All lines in the data bearing the string "price" should be identified and copied.
START Information given
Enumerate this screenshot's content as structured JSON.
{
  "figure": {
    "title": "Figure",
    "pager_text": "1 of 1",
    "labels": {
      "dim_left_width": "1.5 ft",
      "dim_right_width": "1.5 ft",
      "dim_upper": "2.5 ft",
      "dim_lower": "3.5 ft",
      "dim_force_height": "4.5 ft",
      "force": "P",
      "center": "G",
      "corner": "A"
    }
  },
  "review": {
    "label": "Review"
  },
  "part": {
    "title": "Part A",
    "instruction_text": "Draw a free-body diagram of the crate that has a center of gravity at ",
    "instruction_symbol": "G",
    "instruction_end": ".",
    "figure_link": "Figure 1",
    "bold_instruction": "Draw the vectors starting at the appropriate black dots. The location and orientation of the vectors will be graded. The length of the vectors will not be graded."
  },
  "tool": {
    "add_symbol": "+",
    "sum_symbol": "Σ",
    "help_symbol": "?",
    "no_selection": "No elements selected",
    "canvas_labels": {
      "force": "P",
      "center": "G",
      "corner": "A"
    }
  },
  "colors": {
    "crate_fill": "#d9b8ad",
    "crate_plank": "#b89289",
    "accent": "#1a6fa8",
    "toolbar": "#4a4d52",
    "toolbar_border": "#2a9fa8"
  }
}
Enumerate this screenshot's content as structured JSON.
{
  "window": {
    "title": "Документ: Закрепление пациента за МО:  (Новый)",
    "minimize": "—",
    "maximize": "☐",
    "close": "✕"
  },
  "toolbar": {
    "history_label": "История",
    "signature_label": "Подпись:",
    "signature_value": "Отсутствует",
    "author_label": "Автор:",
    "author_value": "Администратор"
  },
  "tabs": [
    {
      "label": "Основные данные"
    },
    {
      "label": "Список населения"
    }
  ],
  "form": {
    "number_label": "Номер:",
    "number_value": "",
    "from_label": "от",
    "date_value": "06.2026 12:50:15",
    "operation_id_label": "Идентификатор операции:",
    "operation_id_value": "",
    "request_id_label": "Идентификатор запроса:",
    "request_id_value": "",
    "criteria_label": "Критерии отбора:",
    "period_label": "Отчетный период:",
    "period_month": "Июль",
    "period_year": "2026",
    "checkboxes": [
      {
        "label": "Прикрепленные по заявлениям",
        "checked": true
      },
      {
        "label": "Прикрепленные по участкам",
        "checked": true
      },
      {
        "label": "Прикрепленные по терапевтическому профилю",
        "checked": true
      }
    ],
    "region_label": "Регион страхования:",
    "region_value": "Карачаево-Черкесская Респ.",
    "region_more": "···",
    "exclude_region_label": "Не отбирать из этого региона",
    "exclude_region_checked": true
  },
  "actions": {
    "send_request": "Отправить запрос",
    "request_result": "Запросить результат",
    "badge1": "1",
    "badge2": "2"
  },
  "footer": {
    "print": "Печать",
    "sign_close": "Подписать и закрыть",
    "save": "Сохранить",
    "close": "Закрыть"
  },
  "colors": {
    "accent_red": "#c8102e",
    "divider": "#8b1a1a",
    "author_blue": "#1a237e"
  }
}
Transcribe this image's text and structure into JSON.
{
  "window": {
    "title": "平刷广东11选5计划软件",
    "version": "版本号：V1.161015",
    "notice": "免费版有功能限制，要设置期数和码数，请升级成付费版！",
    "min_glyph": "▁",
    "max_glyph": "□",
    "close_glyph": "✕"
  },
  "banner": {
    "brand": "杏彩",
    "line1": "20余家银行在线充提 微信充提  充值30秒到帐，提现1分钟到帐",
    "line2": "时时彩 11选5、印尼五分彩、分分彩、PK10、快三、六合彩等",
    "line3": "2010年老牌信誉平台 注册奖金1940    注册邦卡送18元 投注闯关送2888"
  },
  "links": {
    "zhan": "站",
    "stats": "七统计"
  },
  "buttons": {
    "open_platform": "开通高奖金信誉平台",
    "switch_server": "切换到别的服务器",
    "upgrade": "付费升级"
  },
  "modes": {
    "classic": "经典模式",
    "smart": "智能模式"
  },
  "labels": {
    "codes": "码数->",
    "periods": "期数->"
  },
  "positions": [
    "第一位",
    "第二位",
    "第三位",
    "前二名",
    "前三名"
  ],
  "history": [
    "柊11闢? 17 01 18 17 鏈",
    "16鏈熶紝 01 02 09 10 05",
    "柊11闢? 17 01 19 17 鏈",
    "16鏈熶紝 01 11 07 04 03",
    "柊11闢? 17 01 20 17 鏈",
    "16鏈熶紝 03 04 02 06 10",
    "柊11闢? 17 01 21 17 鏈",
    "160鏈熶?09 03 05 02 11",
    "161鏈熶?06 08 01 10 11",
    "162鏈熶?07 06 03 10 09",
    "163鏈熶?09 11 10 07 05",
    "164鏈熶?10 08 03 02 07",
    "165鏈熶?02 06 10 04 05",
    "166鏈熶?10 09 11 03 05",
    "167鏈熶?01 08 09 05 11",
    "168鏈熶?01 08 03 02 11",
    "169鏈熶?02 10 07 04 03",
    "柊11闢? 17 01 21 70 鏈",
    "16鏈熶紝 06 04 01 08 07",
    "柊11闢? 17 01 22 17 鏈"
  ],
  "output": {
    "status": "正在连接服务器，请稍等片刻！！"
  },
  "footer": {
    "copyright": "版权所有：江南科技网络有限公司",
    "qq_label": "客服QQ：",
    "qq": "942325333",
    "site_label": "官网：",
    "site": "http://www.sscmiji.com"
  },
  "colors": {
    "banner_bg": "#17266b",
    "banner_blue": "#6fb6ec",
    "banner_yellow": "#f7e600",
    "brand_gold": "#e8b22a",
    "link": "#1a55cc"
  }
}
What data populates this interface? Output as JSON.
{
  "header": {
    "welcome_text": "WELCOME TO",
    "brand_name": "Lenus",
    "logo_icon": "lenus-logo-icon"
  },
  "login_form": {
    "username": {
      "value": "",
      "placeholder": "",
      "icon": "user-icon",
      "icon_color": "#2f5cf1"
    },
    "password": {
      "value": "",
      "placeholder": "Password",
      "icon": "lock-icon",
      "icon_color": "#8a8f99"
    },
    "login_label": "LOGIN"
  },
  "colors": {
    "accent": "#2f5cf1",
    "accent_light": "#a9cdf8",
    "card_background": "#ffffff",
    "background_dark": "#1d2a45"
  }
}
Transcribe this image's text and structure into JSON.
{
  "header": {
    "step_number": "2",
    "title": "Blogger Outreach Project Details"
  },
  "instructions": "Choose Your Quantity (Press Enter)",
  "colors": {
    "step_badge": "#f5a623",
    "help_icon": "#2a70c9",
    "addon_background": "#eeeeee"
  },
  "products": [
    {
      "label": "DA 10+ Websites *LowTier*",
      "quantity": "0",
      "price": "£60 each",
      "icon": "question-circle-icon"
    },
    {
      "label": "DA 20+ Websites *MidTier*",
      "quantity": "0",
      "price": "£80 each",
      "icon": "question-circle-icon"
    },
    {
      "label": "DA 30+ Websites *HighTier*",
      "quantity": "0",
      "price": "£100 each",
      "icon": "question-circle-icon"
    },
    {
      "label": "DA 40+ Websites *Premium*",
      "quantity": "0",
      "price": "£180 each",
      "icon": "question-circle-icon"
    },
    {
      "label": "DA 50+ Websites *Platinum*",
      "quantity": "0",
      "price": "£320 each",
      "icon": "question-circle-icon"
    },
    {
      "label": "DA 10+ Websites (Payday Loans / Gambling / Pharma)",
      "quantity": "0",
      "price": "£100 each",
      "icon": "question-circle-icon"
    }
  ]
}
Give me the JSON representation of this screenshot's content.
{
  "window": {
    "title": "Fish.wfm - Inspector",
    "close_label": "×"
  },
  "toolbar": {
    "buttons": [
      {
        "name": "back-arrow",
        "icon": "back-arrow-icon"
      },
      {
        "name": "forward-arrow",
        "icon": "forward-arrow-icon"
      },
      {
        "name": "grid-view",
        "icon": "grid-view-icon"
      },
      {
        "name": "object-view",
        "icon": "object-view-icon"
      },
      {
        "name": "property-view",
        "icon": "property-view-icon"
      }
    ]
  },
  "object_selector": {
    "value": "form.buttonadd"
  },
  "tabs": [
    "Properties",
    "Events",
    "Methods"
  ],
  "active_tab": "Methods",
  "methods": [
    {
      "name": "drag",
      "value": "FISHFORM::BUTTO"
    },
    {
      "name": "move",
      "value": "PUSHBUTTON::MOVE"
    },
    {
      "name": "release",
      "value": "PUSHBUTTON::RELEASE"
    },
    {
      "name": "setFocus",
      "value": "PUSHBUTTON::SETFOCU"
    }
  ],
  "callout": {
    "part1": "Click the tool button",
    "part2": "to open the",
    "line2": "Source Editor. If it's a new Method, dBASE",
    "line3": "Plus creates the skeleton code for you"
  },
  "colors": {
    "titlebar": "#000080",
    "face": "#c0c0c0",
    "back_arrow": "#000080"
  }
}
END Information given
→ **Exercise response**:
      "price": "£60 each",
      "price": "£80 each",
      "price": "£100 each",
      "price": "£180 each",
      "price": "£320 each",
      "price": "£100 each",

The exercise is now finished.